Another remake of a Far East horror movie, this one fares somewhat better than others, perhaps because I haven't seen the original, A Tale of Two Sisters, on which this was based. Anna (Browning) returns home from a mental institution where she's been convalescing after a devastating fire that killed her invalid mother, and of which Anna now has no memory. There, she is reunited with her sister Alex (Kebbel) and Dad (Starthairn), but is less happy with her father's new girlfriend, Rachel (Banks), the former nurse who certainly wasted no time moving in after Mom's demise. As if that weren't bad enough, the siblings begin to suspect that Rachel is not who she says, and may have had a hand in the fire, though their father is unreceptive to these beliefs. The mysterious death of a local boy who claimed to have seen what happened, deepens these doubts, and when they find evidence suggesting Rachel was previously responsible for killing three children while working as a nanny for another family, the time for action has arrived.

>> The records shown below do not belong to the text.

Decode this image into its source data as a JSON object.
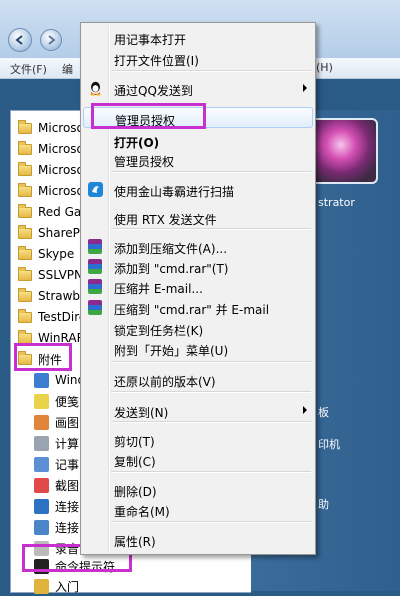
{
  "menubar": {
    "items": [
      "文件(F)",
      "编",
      "(H)"
    ]
  },
  "start_menu": {
    "programs": [
      {
        "label": "Microso",
        "type": "folder"
      },
      {
        "label": "Microso",
        "type": "folder"
      },
      {
        "label": "Microso",
        "type": "folder"
      },
      {
        "label": "Microso",
        "type": "folder"
      },
      {
        "label": "Red Gat",
        "type": "folder"
      },
      {
        "label": "SharePo",
        "type": "folder"
      },
      {
        "label": "Skype",
        "type": "folder"
      },
      {
        "label": "SSLVPN",
        "type": "folder"
      },
      {
        "label": "Strawbe",
        "type": "folder"
      },
      {
        "label": "TestDire",
        "type": "folder"
      },
      {
        "label": "WinRAR",
        "type": "folder"
      },
      {
        "label": "附件",
        "type": "folder"
      },
      {
        "label": "Wind",
        "type": "app"
      },
      {
        "label": "便笺",
        "type": "app"
      },
      {
        "label": "画图",
        "type": "app"
      },
      {
        "label": "计算",
        "type": "app"
      },
      {
        "label": "记事",
        "type": "app"
      },
      {
        "label": "截图",
        "type": "app"
      },
      {
        "label": "连接",
        "type": "app"
      },
      {
        "label": "连接",
        "type": "app"
      },
      {
        "label": "录音",
        "type": "app"
      },
      {
        "label": "命令提示符",
        "type": "app"
      },
      {
        "label": "入门",
        "type": "app"
      }
    ],
    "right_pane": {
      "user_text": "strator",
      "item1": "板",
      "item2": "印机",
      "item3": "助"
    }
  },
  "context_menu": {
    "items": [
      {
        "label": "用记事本打开",
        "style": "normal"
      },
      {
        "label": "打开文件位置(I)",
        "style": "normal"
      },
      {
        "label": "通过QQ发送到",
        "style": "normal",
        "submenu": true,
        "icon": "qq"
      },
      {
        "label": "管理员授权",
        "style": "hover"
      },
      {
        "label": "打开(O)",
        "style": "bold"
      },
      {
        "label": "管理员授权",
        "style": "normal"
      },
      {
        "label": "使用金山毒霸进行扫描",
        "style": "normal",
        "icon": "kingsoft"
      },
      {
        "label": "使用 RTX 发送文件",
        "style": "normal"
      },
      {
        "label": "添加到压缩文件(A)...",
        "style": "normal",
        "icon": "rar"
      },
      {
        "label": "添加到 \"cmd.rar\"(T)",
        "style": "normal",
        "icon": "rar"
      },
      {
        "label": "压缩并 E-mail...",
        "style": "normal",
        "icon": "rar"
      },
      {
        "label": "压缩到 \"cmd.rar\" 并 E-mail",
        "style": "normal",
        "icon": "rar"
      },
      {
        "label": "锁定到任务栏(K)",
        "style": "normal"
      },
      {
        "label": "附到「开始」菜单(U)",
        "style": "normal"
      },
      {
        "label": "还原以前的版本(V)",
        "style": "normal"
      },
      {
        "label": "发送到(N)",
        "style": "normal",
        "submenu": true
      },
      {
        "label": "剪切(T)",
        "style": "normal"
      },
      {
        "label": "复制(C)",
        "style": "normal"
      },
      {
        "label": "删除(D)",
        "style": "normal"
      },
      {
        "label": "重命名(M)",
        "style": "normal"
      },
      {
        "label": "属性(R)",
        "style": "normal"
      }
    ]
  },
  "colors": {
    "highlight": "#c72fce",
    "hover_fill": "#e1eefb",
    "menu_bg": "#f1f1f1"
  }
}
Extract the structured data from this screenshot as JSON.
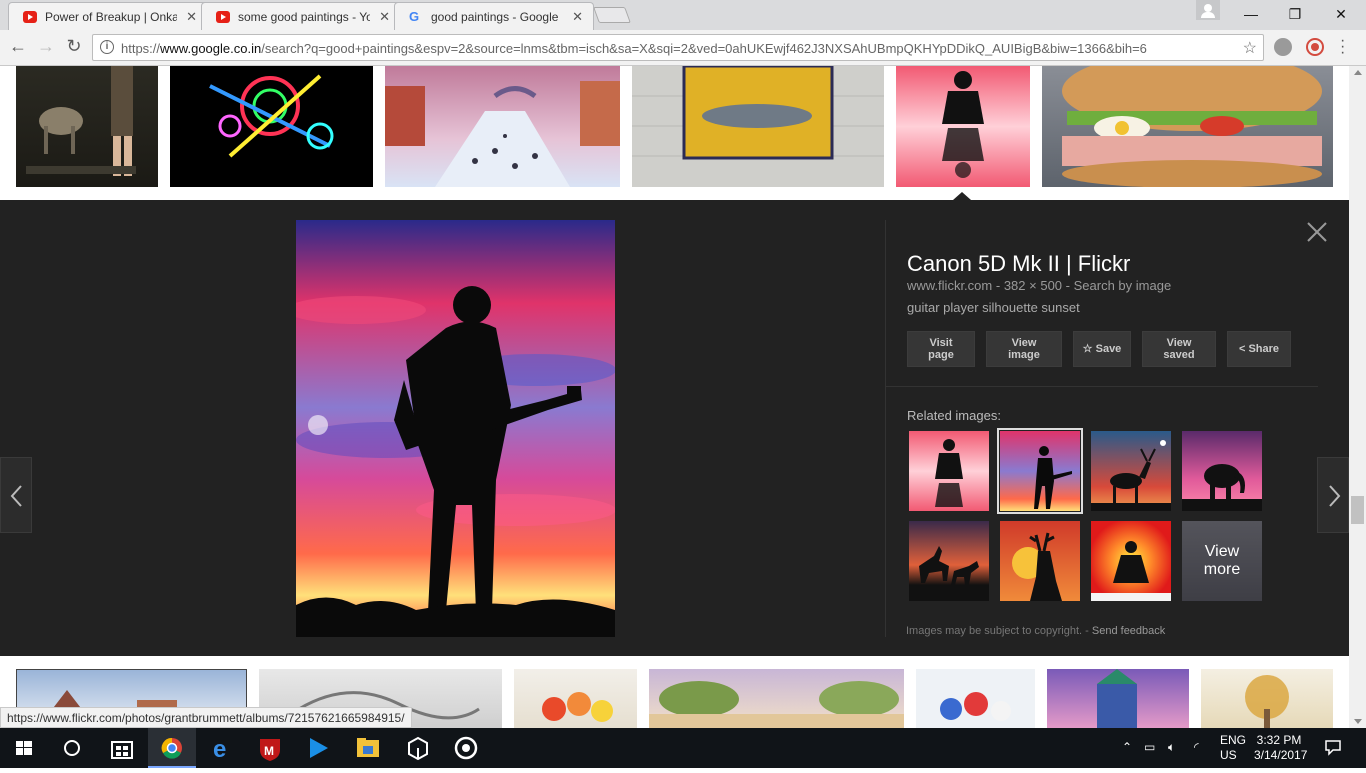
{
  "browser": {
    "tabs": [
      {
        "title": "Power of Breakup | Onka",
        "favicon": "youtube-icon"
      },
      {
        "title": "some good paintings - Yo",
        "favicon": "youtube-icon"
      },
      {
        "title": "good paintings - Google",
        "favicon": "google-icon",
        "active": true
      }
    ],
    "url_prefix": "https://",
    "url_host": "www.google.co.in",
    "url_rest": "/search?q=good+paintings&espv=2&source=lnms&tbm=isch&sa=X&sqi=2&ved=0ahUKEwjf462J3NXSAhUBmpQKHYpDDikQ_AUIBigB&biw=1366&bih=6",
    "window_controls": {
      "minimize": "—",
      "restore": "❐",
      "close": "✕"
    }
  },
  "preview": {
    "title": "Canon 5D Mk II | Flickr",
    "site": "www.flickr.com",
    "dimensions": "382 × 500",
    "search_by_image": "Search by image",
    "separator": "-",
    "description": "guitar player silhouette sunset",
    "buttons": {
      "visit_page": [
        "Visit",
        "page"
      ],
      "view_image": [
        "View",
        "image"
      ],
      "save": "Save",
      "view_saved": [
        "View",
        "saved"
      ],
      "share": "Share"
    },
    "related_label": "Related images:",
    "view_more": [
      "View",
      "more"
    ],
    "copyright": "Images may be subject to copyright.",
    "feedback_sep": "-",
    "send_feedback": "Send feedback"
  },
  "status_url": "https://www.flickr.com/photos/grantbrummett/albums/72157621665984915/",
  "taskbar": {
    "language": [
      "ENG",
      "US"
    ],
    "time": "3:32 PM",
    "date": "3/14/2017"
  },
  "colors": {
    "panel_bg": "#222222",
    "taskbar_bg": "#101418",
    "youtube_red": "#e62117"
  }
}
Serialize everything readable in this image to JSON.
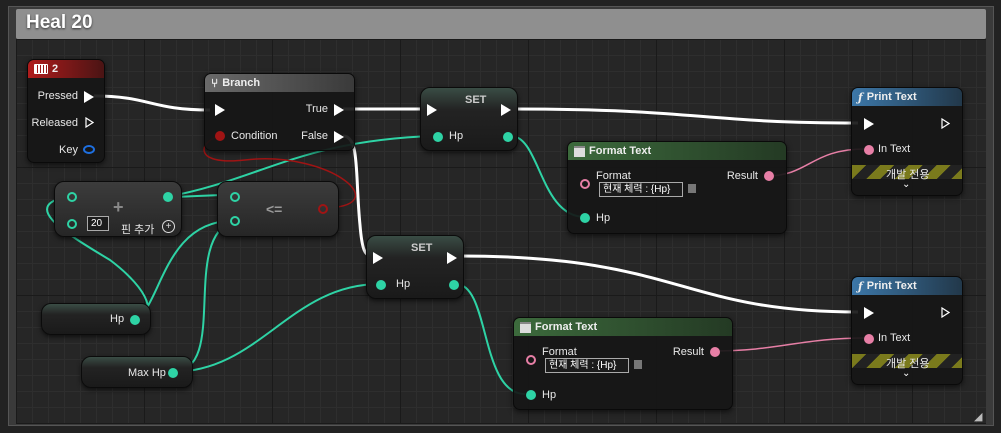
{
  "comment": {
    "title": "Heal 20"
  },
  "key_node": {
    "title": "2",
    "pins": {
      "pressed": "Pressed",
      "released": "Released",
      "key": "Key"
    }
  },
  "branch_node": {
    "title": "Branch",
    "pins": {
      "condition": "Condition",
      "true": "True",
      "false": "False"
    }
  },
  "set_node_top": {
    "title": "SET",
    "pin": "Hp"
  },
  "set_node_bottom": {
    "title": "SET",
    "pin": "Hp"
  },
  "add_node": {
    "operator": "+",
    "value": "20",
    "add_pin": "핀 추가"
  },
  "compare_node": {
    "operator": "<="
  },
  "hp_var": {
    "label": "Hp"
  },
  "maxhp_var": {
    "label": "Max Hp"
  },
  "format_top": {
    "title": "Format Text",
    "format_label": "Format",
    "format_value": "현재 체력 : {Hp}",
    "result": "Result",
    "hp_pin": "Hp"
  },
  "format_bottom": {
    "title": "Format Text",
    "format_label": "Format",
    "format_value": "현재 체력 : {Hp}",
    "result": "Result",
    "hp_pin": "Hp"
  },
  "print_top": {
    "title": "Print Text",
    "in_text": "In Text",
    "dev_only": "개발 전용"
  },
  "print_bottom": {
    "title": "Print Text",
    "in_text": "In Text",
    "dev_only": "개발 전용"
  },
  "colors": {
    "exec": "#ffffff",
    "float": "#2ed3a5",
    "bool": "#a01414",
    "text": "#e77fa6",
    "key_struct": "#1e6fe0"
  },
  "icons": {
    "keyboard": "keyboard-icon",
    "branch": "branch-icon",
    "function": "function-icon",
    "format": "format-text-icon"
  }
}
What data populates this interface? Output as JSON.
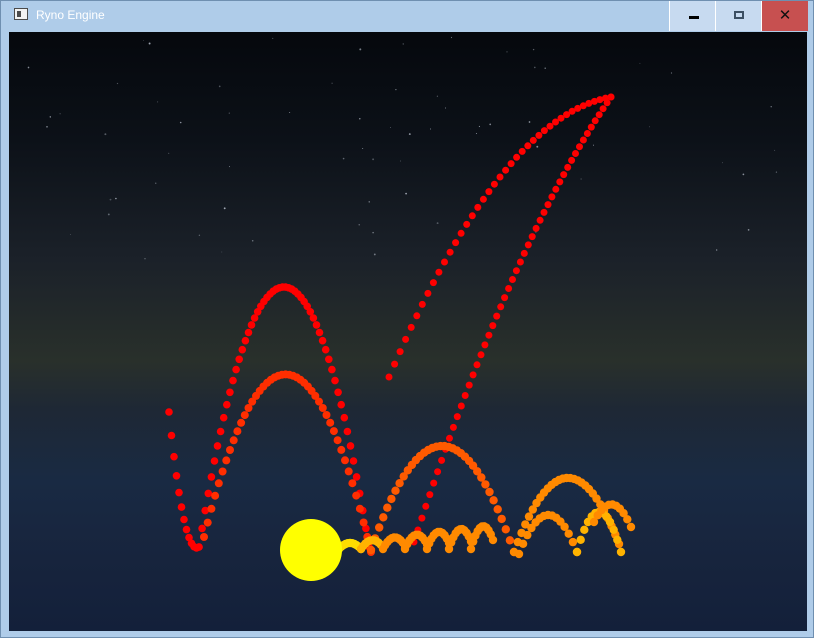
{
  "window": {
    "title": "Ryno Engine",
    "controls": {
      "minimize": "–",
      "maximize": "□",
      "close": "✕"
    }
  },
  "scene": {
    "colors": {
      "sky_top": "#05080d",
      "horizon": "#29302b",
      "water": "#17243d",
      "sun": "#ffff00"
    },
    "trail_colors": [
      "#ff0000",
      "#ff2e00",
      "#ff5a00",
      "#ff8a00",
      "#ffb300",
      "#ffdd00"
    ]
  }
}
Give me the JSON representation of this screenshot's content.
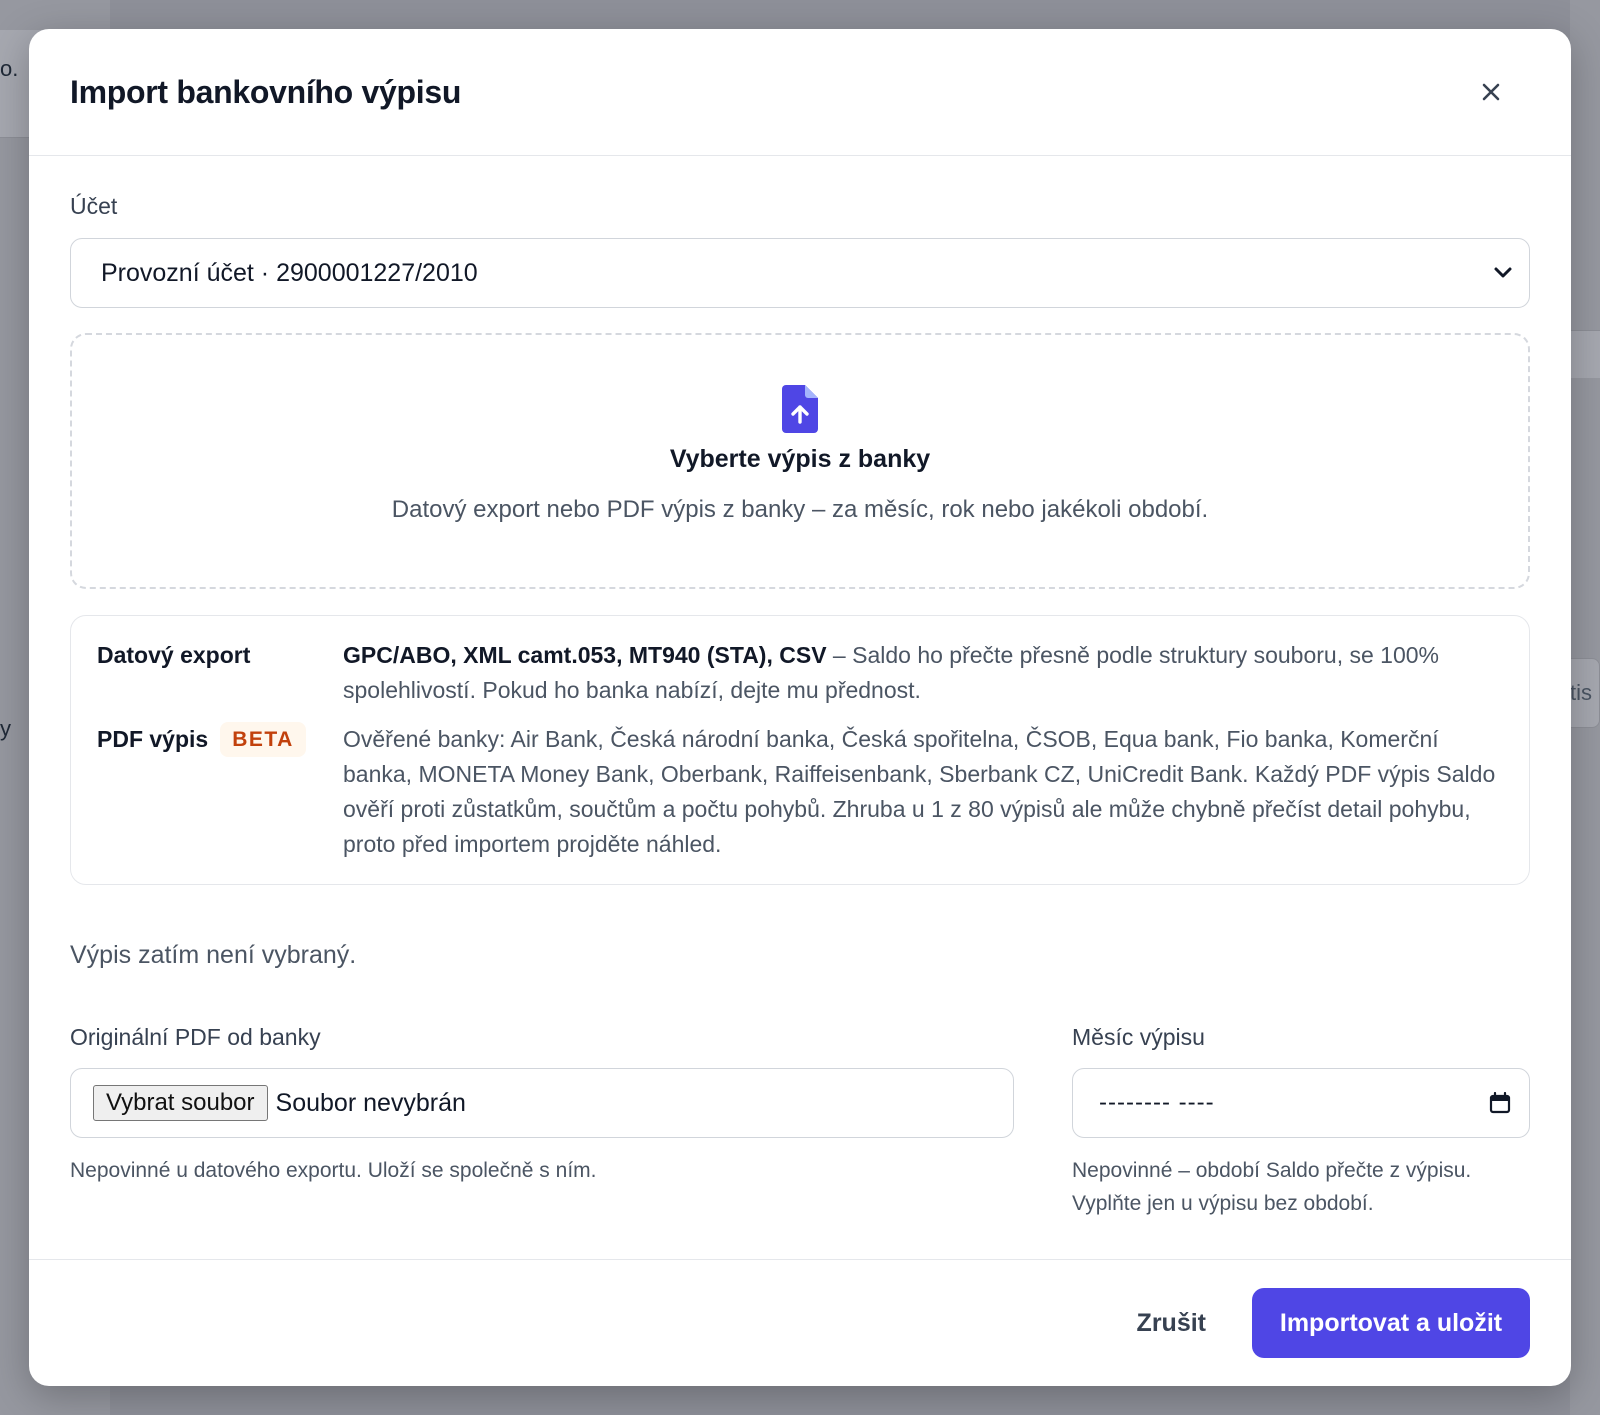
{
  "background": {
    "left_fragment_1": "o.",
    "left_fragment_2": "y",
    "right_fragment": "tis"
  },
  "modal": {
    "title": "Import bankovního výpisu",
    "close_label": "×"
  },
  "account": {
    "label": "Účet",
    "selected": "Provozní účet · 2900001227/2010"
  },
  "dropzone": {
    "icon": "file-upload-icon",
    "title": "Vyberte výpis z banky",
    "subtitle": "Datový export nebo PDF výpis z banky – za měsíc, rok nebo jakékoli období."
  },
  "info": {
    "data_export": {
      "term": "Datový export",
      "formats": "GPC/ABO, XML camt.053, MT940 (STA), CSV",
      "text": " – Saldo ho přečte přesně podle struktury souboru, se 100% spolehlivostí. Pokud ho banka nabízí, dejte mu přednost."
    },
    "pdf": {
      "term": "PDF výpis",
      "badge": "BETA",
      "text": "Ověřené banky: Air Bank, Česká národní banka, Česká spořitelna, ČSOB, Equa bank, Fio banka, Komerční banka, MONETA Money Bank, Oberbank, Raiffeisenbank, Sberbank CZ, UniCredit Bank. Každý PDF výpis Saldo ověří proti zůstatkům, součtům a počtu pohybů. Zhruba u 1 z 80 výpisů ale může chybně přečíst detail pohybu, proto před importem projděte náhled."
    }
  },
  "status": "Výpis zatím není vybraný.",
  "pdf_field": {
    "label": "Originální PDF od banky",
    "button": "Vybrat soubor",
    "file_name": "Soubor nevybrán",
    "hint": "Nepovinné u datového exportu. Uloží se společně s ním."
  },
  "month_field": {
    "label": "Měsíc výpisu",
    "placeholder": "-------- ----",
    "hint_line1": "Nepovinné – období Saldo přečte z výpisu.",
    "hint_line2": "Vyplňte jen u výpisu bez období."
  },
  "footer": {
    "cancel": "Zrušit",
    "submit": "Importovat a uložit"
  },
  "colors": {
    "accent": "#4f46e5",
    "badge_bg": "#fff7ed",
    "badge_text": "#c2410c"
  }
}
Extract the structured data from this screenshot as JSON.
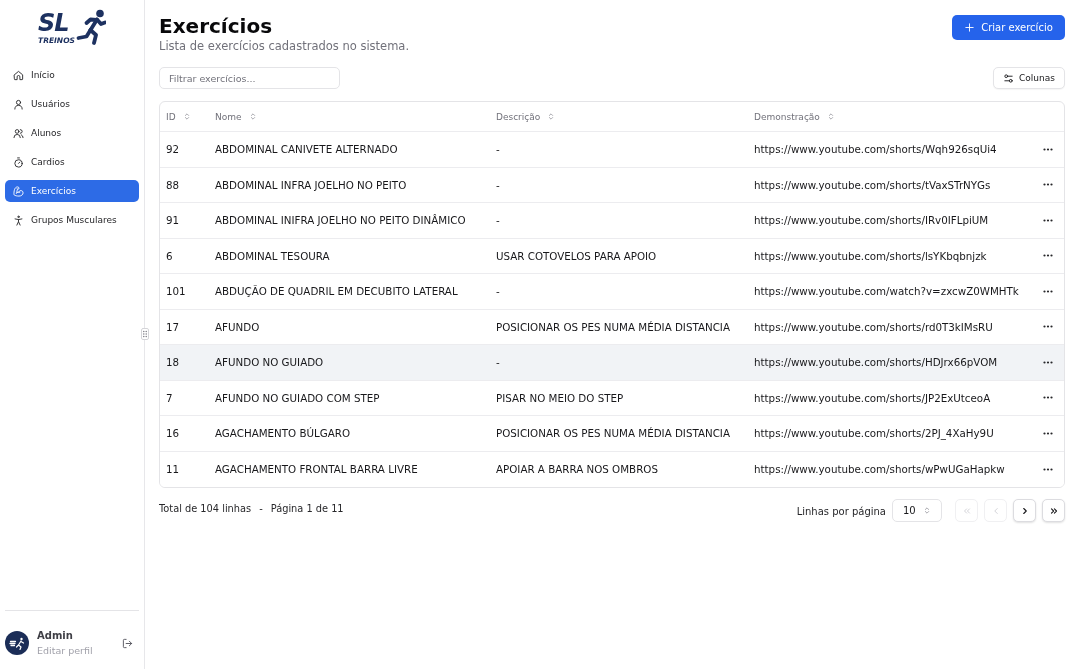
{
  "sidebar": {
    "logo": {
      "mark": "SL",
      "tagline": "TREINOS"
    },
    "nav": [
      {
        "label": "Início",
        "selected": false
      },
      {
        "label": "Usuários",
        "selected": false
      },
      {
        "label": "Alunos",
        "selected": false
      },
      {
        "label": "Cardios",
        "selected": false
      },
      {
        "label": "Exercícios",
        "selected": true
      },
      {
        "label": "Grupos Musculares",
        "selected": false
      }
    ],
    "user": {
      "name": "Admin",
      "link": "Editar perfil"
    }
  },
  "header": {
    "title": "Exercícios",
    "subtitle": "Lista de exercícios cadastrados no sistema.",
    "create_button": "Criar exercício"
  },
  "toolbar": {
    "filter": {
      "placeholder": "Filtrar exercícios..."
    },
    "columns_button": "Colunas"
  },
  "table": {
    "columns": [
      {
        "label": "ID",
        "sortable": true
      },
      {
        "label": "Nome",
        "sortable": true
      },
      {
        "label": "Descrição",
        "sortable": true
      },
      {
        "label": "Demonstração",
        "sortable": true
      }
    ],
    "rows": [
      {
        "cells": [
          "92",
          "ABDOMINAL CANIVETE ALTERNADO",
          "-",
          "https://www.youtube.com/shorts/Wqh926sqUi4"
        ],
        "hovered": false
      },
      {
        "cells": [
          "88",
          "ABDOMINAL INFRA JOELHO NO PEITO",
          "-",
          "https://www.youtube.com/shorts/tVaxSTrNYGs"
        ],
        "hovered": false
      },
      {
        "cells": [
          "91",
          "ABDOMINAL INIFRA JOELHO NO PEITO DINÂMICO",
          "-",
          "https://www.youtube.com/shorts/IRv0IFLpiUM"
        ],
        "hovered": false
      },
      {
        "cells": [
          "6",
          "ABDOMINAL TESOURA",
          "USAR COTOVELOS PARA APOIO",
          "https://www.youtube.com/shorts/lsYKbqbnjzk"
        ],
        "hovered": false
      },
      {
        "cells": [
          "101",
          "ABDUÇÃO DE QUADRIL EM DECUBITO LATERAL",
          "-",
          "https://www.youtube.com/watch?v=zxcwZ0WMHTk"
        ],
        "hovered": false
      },
      {
        "cells": [
          "17",
          "AFUNDO",
          "POSICIONAR OS PES NUMA MÉDIA DISTANCIA",
          "https://www.youtube.com/shorts/rd0T3kIMsRU"
        ],
        "hovered": false
      },
      {
        "cells": [
          "18",
          "AFUNDO NO GUIADO",
          "-",
          "https://www.youtube.com/shorts/HDJrx66pVOM"
        ],
        "hovered": true
      },
      {
        "cells": [
          "7",
          "AFUNDO NO GUIADO COM STEP",
          "PISAR NO MEIO DO STEP",
          "https://www.youtube.com/shorts/JP2ExUtceoA"
        ],
        "hovered": false
      },
      {
        "cells": [
          "16",
          "AGACHAMENTO BÚLGARO",
          "POSICIONAR OS PES NUMA MÉDIA DISTANCIA",
          "https://www.youtube.com/shorts/2PJ_4XaHy9U"
        ],
        "hovered": false
      },
      {
        "cells": [
          "11",
          "AGACHAMENTO FRONTAL BARRA LIVRE",
          "APOIAR A BARRA NOS OMBROS",
          "https://www.youtube.com/shorts/wPwUGaHapkw"
        ],
        "hovered": false
      }
    ]
  },
  "footer": {
    "total": "Total de 104 linhas",
    "separator": "-",
    "page": "Página 1 de 11",
    "rows_per_page_label": "Linhas por página",
    "rows_per_page": "10",
    "pager": [
      {
        "kind": "first",
        "disabled": true
      },
      {
        "kind": "previous",
        "disabled": true
      },
      {
        "kind": "next",
        "disabled": false
      },
      {
        "kind": "last",
        "disabled": false
      }
    ]
  }
}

I will admit, we didn't see the twist at the end coming - not having seen the original was definitely a help there - and we were impressed with it. The film would likely require a second viewing, to see if it makes sense in terms of what had gone before, but that doesn't seem likely in TC Towers. There is really only so much whiny teenage angst I can handle: my lifetime capacity was largely exhausted through the real thing, leaving me short of patience for the cinematic variety, which this has in spades. Indeed, between the bratty sisters, Rachel (who had Chris pursing her lips most of the movie], and the father who barely counts as a character, there's not anyone those of us over the age of 19 can relate to - the PG-13 rating also suggests it has been toned down for a teen audience. The direction isn't bad, given it was their feature debut, and the film is nicely-paced, never feeling like it drags. However, I can't say I'm left with any interest in seeing the original: whether that's a fault of the material or the adaptation is debatable.